Your objective
In the data that follows, every line containing the word "уровень" should be returned.

Source data

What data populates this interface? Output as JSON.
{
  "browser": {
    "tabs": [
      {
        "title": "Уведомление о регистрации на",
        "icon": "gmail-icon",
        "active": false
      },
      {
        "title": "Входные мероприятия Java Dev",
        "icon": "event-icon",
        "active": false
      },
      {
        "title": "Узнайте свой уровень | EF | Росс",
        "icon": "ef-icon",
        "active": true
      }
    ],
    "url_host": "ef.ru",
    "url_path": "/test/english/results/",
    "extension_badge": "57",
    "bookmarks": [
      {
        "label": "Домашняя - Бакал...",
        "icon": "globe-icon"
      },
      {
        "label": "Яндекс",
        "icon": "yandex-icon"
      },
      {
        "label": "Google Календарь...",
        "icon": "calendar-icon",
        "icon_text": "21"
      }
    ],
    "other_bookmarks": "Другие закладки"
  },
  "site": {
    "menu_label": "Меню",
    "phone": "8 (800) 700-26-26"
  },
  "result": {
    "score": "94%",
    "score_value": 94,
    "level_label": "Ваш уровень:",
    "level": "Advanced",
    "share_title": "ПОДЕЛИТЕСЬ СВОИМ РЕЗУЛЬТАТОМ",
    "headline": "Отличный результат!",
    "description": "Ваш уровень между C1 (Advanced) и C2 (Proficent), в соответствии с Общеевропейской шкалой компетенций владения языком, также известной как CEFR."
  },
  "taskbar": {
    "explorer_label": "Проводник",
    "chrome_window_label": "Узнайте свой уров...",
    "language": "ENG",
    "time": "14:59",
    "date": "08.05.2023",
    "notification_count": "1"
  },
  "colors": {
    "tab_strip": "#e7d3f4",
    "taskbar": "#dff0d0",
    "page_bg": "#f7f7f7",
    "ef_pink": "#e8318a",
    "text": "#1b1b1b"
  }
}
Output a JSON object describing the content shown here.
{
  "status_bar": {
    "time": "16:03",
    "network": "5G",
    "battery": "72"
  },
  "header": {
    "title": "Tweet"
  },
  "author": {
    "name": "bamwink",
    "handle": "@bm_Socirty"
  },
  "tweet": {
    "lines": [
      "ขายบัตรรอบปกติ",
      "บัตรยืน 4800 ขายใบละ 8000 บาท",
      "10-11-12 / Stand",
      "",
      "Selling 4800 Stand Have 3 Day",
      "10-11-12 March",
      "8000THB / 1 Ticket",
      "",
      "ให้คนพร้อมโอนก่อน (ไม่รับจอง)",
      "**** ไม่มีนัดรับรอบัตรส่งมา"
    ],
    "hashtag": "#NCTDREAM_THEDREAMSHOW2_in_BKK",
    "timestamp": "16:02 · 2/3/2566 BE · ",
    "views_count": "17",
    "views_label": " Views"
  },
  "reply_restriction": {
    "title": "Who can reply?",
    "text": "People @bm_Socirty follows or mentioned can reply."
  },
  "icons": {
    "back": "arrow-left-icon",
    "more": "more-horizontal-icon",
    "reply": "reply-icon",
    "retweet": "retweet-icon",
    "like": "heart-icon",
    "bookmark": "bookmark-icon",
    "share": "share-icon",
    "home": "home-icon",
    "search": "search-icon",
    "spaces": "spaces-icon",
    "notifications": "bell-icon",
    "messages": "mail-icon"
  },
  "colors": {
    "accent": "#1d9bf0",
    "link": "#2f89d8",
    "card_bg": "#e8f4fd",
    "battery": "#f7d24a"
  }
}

Problem solution
        "title": "Узнайте свой уровень | EF | Росс",
    "level_label": "Ваш уровень:",
    "description": "Ваш уровень между C1 (Advanced) и C2 (Proficent), в соответствии с Общеевропейской шкалой компетенций владения языком, также известной как CEFR."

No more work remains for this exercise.